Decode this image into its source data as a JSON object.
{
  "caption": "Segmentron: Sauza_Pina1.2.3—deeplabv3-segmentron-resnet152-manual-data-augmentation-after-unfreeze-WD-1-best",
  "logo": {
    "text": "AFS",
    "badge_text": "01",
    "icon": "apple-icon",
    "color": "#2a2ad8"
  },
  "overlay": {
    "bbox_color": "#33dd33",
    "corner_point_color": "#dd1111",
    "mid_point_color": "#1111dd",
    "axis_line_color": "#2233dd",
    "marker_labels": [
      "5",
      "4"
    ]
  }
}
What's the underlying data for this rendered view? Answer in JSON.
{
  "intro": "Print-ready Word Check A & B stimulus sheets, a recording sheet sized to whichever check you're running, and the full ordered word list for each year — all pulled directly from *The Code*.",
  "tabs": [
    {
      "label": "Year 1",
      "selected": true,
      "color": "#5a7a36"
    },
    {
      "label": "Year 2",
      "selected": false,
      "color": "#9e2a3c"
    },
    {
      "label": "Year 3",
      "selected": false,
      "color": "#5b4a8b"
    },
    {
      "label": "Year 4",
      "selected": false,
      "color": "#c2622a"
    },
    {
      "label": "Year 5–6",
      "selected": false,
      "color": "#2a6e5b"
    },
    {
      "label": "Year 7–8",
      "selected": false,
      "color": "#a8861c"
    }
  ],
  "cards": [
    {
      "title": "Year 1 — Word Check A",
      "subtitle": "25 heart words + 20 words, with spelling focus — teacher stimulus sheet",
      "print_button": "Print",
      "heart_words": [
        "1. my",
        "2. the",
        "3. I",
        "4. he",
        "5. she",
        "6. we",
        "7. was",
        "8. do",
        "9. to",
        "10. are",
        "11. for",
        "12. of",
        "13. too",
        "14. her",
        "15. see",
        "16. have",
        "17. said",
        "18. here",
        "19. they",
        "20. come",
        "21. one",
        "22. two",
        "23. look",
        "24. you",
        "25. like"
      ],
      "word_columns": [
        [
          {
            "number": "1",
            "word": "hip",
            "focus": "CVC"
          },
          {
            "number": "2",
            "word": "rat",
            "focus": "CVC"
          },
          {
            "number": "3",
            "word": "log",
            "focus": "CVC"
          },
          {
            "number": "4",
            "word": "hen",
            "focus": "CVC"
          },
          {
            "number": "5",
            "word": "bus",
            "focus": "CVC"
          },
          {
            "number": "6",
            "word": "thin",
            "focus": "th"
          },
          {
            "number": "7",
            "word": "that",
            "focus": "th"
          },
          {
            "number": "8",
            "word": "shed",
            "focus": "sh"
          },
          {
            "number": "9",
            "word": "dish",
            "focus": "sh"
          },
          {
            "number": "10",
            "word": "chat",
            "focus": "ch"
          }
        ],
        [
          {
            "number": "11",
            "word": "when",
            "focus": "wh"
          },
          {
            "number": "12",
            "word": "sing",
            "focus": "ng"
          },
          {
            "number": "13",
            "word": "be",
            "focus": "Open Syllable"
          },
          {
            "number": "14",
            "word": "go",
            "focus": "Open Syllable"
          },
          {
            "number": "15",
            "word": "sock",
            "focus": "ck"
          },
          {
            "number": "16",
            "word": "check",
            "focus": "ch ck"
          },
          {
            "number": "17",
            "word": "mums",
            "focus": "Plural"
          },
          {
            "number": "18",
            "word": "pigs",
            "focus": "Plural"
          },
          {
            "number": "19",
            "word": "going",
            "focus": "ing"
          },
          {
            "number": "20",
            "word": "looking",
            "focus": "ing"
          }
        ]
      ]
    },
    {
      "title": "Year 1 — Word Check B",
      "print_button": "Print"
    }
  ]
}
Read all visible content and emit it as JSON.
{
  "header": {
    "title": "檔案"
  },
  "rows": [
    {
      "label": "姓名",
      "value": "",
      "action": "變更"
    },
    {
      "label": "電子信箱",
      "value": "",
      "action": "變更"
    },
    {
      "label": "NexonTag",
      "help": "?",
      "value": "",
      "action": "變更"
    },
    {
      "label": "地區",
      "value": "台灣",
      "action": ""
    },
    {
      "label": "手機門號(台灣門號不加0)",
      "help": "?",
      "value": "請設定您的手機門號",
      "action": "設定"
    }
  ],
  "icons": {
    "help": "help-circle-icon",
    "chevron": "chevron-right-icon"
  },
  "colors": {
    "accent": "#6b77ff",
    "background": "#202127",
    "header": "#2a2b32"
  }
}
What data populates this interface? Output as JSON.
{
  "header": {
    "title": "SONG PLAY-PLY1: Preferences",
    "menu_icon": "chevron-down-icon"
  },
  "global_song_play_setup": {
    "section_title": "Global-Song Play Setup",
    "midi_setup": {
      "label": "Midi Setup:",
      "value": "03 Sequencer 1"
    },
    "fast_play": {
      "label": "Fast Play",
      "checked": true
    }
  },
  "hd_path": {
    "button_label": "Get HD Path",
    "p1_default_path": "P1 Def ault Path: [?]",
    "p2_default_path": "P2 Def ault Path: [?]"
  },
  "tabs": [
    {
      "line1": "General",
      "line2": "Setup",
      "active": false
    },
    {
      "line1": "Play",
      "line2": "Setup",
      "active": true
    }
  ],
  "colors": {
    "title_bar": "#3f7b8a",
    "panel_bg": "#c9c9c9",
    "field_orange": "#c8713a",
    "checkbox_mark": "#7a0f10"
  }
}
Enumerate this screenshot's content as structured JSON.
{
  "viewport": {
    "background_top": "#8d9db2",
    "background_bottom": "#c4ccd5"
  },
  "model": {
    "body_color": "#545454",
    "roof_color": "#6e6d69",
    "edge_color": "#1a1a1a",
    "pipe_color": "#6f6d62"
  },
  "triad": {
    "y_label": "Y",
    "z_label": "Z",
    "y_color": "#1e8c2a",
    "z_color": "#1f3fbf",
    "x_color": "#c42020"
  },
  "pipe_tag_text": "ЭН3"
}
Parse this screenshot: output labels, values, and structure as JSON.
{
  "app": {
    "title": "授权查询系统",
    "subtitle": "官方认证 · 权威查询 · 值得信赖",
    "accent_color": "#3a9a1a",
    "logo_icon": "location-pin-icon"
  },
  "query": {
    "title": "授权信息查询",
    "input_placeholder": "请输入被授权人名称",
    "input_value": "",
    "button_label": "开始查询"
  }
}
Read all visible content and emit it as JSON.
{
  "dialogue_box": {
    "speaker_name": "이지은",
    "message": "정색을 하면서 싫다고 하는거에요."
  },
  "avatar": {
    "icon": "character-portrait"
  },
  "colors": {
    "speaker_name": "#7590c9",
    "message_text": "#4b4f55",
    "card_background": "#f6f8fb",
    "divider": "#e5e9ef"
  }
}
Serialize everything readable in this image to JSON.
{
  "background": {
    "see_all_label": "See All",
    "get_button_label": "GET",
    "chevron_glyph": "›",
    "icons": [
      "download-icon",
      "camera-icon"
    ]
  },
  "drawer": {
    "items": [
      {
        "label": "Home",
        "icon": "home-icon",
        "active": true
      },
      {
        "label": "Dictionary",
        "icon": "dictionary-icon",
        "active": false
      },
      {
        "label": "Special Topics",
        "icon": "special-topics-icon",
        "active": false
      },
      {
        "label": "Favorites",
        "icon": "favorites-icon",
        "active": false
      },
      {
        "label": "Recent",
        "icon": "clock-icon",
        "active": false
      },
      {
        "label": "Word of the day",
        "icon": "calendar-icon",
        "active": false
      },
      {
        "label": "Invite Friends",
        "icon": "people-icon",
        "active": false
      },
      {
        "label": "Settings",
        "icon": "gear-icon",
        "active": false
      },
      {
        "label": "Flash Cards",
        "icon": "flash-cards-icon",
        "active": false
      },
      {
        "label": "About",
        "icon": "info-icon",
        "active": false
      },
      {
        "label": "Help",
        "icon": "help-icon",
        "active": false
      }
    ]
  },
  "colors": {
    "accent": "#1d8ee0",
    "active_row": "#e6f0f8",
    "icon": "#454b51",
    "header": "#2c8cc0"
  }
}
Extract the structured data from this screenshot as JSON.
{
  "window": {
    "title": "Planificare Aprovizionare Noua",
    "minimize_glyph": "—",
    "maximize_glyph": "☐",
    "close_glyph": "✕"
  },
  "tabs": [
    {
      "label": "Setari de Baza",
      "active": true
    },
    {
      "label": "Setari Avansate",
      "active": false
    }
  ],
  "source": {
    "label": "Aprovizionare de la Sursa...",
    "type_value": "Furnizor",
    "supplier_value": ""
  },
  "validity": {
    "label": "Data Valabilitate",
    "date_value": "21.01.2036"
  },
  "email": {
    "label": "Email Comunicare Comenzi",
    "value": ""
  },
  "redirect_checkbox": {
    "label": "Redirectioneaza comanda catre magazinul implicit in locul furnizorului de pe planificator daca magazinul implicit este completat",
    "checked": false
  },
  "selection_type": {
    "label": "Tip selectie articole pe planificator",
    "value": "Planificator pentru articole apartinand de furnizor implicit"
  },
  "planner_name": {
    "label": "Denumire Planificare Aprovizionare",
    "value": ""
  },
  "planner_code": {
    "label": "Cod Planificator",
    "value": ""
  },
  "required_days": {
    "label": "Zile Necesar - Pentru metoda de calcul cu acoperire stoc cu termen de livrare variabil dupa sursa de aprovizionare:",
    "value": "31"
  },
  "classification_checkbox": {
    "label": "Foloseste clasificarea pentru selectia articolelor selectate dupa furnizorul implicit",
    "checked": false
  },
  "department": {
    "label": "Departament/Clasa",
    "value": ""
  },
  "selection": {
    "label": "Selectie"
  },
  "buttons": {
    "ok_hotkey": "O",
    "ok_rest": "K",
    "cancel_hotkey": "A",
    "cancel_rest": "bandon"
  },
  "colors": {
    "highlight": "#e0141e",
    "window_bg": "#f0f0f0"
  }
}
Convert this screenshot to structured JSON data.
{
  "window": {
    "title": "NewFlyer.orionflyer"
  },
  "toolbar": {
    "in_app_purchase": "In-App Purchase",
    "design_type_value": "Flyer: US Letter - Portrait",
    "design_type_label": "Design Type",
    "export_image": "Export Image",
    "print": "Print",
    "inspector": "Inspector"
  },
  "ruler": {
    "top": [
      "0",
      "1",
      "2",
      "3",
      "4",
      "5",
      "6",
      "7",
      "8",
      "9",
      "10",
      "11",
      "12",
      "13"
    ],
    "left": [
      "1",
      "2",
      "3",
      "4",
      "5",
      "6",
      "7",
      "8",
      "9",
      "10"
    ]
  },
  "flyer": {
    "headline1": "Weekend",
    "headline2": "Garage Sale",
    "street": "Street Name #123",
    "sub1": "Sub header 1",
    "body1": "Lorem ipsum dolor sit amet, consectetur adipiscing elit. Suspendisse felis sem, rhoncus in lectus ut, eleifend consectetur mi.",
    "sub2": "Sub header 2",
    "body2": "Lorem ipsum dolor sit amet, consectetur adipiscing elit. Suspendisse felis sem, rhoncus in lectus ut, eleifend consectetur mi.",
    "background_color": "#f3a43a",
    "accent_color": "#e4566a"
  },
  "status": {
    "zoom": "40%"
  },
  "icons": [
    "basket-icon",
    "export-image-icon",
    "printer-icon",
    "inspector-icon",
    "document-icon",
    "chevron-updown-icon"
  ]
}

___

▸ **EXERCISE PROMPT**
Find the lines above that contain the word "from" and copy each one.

▸ **RESPONSE TO THE EXERCISE**
  "intro": "Print-ready Word Check A & B stimulus sheets, a recording sheet sized to whichever check you're running, and the full ordered word list for each year — all pulled directly from *The Code*.",
Extract the structured data from this screenshot as JSON.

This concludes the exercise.